● **Exercise brief**
Copy out, from the entries below, each line holding the string "Create".

────────

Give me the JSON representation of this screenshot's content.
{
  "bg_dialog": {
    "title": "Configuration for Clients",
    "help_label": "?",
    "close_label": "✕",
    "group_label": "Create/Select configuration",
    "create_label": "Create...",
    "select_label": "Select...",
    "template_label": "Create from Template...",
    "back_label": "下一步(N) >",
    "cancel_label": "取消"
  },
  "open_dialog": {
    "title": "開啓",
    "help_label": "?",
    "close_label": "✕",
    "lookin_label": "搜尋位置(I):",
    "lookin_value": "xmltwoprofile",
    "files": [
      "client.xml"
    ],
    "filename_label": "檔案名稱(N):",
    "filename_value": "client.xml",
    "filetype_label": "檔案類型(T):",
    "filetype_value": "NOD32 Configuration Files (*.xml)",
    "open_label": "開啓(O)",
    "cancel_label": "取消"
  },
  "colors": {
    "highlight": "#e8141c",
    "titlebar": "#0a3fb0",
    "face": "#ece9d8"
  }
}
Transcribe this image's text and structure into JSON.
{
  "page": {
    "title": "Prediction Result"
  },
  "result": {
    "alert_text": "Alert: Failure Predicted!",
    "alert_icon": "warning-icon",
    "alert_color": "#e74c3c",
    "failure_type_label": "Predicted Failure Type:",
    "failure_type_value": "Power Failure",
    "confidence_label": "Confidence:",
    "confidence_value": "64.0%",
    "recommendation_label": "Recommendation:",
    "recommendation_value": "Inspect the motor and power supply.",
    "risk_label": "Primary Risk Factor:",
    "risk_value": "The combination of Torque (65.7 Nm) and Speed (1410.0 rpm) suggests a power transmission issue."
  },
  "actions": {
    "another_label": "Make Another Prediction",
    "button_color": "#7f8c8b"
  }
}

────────

● **Response to this exercise**
    "group_label": "Create/Select configuration",
    "create_label": "Create...",
    "template_label": "Create from Template...",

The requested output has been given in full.